A principal factor which influences parents' engagement and perception is the quality of the relationship that they are able to build up with the practitioner delivering the programme. Key factors in helping practitioners engage parents into the intervention include:Establishing a sense that the practitioner will support the family beyond what is necessary to complete the intervention.
Giving family members time to talk about their problems both during and out of appointments.
Advocating for the family on issues with which the intervention is not directly concerned.
Ensuring that fun forms a part of the interaction.
Making family members feel cared for through the provision of clothes, food and gifts.
Giving parents a lead in analysing family functioning and parenting.
Carrying out the intervention in the home of the parent.
Practitioners working on weekday evenings.
In the case of Video Interaction Guidance, when parents were asked about their experience of the intervention, parents invariably referred to the care and support provided by the practitioner. Effectively the intervention is experienced as an aspect of the overall relationship of care.
VIG is recommended in the UK by NICE (the National Institute for Health and Clinical Excellence) and is one of two interventions recommended by the NSPCC to improve parenting. It is also recommended for health visitors. The European Union DataPrev database also recommends VIG.
VIG is used by NHS and other health services providers.
In 2014 the UK NGO Mental Health Foundation and partners began to use VIG in an early years intervention to prevent mental illness in later life.
AVIGuk, a UK 'association of supervisors', manages 18 month training programmes in the UK. Most research results have involved guiders who have undertaken such training.
In the United States, SPINUSA, the national training institute for VIG trains agency staff and supervisors in appying the model for parent education, family therapy, staff training and development and leadership development.
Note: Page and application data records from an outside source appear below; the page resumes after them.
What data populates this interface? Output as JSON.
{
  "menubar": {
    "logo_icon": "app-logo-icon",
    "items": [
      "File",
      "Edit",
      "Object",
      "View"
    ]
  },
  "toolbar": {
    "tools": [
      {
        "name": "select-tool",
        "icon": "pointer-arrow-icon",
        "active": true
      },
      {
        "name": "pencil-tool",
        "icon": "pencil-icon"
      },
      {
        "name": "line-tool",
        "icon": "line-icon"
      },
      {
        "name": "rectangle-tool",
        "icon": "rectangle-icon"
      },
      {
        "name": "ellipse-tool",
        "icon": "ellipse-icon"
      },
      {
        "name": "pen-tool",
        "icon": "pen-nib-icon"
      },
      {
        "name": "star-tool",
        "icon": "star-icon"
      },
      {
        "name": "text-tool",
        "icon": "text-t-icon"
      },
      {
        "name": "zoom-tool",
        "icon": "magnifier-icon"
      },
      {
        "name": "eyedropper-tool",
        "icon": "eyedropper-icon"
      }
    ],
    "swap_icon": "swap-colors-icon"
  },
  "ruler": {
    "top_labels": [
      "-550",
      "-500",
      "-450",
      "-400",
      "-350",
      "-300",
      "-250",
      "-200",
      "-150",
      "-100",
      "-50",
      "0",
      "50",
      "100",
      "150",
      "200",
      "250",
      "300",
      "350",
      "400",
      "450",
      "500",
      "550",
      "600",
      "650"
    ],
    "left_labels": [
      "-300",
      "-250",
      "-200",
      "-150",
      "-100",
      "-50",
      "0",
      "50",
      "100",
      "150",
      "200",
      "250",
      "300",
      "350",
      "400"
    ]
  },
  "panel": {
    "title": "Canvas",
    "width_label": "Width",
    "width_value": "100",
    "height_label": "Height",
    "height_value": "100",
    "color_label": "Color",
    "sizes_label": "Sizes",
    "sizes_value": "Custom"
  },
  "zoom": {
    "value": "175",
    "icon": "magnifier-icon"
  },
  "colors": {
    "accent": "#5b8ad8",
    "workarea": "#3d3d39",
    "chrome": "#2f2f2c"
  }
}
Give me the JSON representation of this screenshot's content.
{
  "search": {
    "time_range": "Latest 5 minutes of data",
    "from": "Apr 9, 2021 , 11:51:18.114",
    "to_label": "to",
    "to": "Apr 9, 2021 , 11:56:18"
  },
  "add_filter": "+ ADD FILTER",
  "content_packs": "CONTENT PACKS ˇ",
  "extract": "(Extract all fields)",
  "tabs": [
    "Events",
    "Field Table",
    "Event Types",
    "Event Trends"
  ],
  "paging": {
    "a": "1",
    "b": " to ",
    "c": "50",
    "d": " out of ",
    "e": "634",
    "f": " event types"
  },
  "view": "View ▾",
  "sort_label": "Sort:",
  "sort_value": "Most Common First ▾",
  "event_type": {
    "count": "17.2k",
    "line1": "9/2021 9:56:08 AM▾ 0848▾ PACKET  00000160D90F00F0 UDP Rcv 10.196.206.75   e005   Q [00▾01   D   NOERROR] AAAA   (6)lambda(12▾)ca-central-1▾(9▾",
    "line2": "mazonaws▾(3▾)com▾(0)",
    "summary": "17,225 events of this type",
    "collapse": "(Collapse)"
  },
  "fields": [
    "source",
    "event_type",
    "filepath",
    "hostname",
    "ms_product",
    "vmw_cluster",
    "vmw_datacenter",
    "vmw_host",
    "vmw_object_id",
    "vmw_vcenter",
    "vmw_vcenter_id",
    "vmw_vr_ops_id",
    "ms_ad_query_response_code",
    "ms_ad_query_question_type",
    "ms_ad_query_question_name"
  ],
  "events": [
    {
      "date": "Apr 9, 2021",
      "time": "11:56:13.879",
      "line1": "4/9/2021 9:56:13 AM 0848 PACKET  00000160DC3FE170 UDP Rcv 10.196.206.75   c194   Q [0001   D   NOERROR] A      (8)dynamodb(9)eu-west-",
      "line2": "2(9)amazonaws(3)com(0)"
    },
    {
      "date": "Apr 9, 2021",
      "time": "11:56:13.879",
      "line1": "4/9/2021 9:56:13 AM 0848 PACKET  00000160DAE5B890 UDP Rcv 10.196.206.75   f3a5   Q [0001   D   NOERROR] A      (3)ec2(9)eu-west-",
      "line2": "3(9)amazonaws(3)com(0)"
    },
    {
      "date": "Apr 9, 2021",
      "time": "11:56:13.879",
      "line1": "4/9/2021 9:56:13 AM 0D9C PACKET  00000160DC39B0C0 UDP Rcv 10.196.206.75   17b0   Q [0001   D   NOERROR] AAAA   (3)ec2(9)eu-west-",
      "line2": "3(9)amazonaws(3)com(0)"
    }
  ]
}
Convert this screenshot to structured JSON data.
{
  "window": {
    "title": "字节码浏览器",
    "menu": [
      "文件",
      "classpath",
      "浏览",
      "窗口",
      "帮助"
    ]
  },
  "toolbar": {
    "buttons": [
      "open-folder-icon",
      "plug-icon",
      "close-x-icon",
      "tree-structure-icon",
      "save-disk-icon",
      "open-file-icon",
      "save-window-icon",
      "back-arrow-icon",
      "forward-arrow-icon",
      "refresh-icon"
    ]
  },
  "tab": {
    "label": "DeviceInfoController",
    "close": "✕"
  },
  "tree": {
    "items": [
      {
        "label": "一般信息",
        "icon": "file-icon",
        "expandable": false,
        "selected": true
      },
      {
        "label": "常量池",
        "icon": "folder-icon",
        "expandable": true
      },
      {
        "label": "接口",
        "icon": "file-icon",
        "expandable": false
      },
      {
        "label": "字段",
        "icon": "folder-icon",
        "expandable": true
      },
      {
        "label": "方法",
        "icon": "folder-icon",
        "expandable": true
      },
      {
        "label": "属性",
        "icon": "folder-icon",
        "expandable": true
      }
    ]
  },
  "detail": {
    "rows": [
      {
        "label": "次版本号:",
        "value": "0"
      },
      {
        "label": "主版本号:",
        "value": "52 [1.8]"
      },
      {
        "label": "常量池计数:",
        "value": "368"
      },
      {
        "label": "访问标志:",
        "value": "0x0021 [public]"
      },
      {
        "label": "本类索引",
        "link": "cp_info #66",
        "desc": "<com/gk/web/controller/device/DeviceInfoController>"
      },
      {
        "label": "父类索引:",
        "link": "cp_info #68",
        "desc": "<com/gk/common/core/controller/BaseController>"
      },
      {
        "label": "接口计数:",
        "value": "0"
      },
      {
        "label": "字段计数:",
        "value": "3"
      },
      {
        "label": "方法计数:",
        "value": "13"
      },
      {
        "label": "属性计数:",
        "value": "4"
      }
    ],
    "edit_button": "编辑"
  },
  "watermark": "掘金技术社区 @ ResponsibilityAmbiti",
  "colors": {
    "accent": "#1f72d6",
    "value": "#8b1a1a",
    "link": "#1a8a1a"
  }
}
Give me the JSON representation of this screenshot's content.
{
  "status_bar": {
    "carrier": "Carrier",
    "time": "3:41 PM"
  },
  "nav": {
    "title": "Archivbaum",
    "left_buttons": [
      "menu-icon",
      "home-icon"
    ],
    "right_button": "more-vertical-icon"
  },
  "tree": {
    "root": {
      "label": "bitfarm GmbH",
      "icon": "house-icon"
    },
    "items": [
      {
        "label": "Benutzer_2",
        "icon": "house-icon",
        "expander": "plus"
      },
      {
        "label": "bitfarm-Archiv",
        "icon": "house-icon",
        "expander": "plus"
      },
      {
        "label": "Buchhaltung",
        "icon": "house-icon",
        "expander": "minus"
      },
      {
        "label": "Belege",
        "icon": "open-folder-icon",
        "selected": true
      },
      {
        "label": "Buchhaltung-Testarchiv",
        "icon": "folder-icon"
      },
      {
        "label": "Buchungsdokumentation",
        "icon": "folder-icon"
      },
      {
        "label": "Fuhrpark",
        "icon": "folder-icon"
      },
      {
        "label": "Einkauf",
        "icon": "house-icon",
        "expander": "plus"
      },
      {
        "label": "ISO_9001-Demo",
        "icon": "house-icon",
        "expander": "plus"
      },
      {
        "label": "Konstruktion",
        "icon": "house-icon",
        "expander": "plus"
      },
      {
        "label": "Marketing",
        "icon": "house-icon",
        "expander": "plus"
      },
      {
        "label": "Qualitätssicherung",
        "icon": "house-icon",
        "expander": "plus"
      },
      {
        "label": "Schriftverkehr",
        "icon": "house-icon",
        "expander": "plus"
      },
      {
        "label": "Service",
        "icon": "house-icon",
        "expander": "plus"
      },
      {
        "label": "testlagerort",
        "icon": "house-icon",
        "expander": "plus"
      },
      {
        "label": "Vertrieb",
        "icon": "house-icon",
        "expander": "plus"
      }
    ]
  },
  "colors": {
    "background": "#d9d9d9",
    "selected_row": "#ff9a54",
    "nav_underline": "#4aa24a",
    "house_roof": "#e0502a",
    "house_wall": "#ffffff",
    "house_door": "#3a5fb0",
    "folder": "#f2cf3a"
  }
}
VIG has been criticised for only focusing on positive factors, but this criticism has not been substantiated in terms of making VIG ineffective.
The length and cost of the VIG training that AVIGuk provides has been criticised, on the grounds that this limits scalability and prevents wider use of VIG. This is shown in the emergence of similar video feedback interventions with much shorter training, such as Video Enhanced Reflective Practice (VERP), a particular application of VIG, and Video-feedback Intervention to Promote Positive Parenting and Sensitive Discipline (VIPP-SD), and other 'introductory' VIG courses.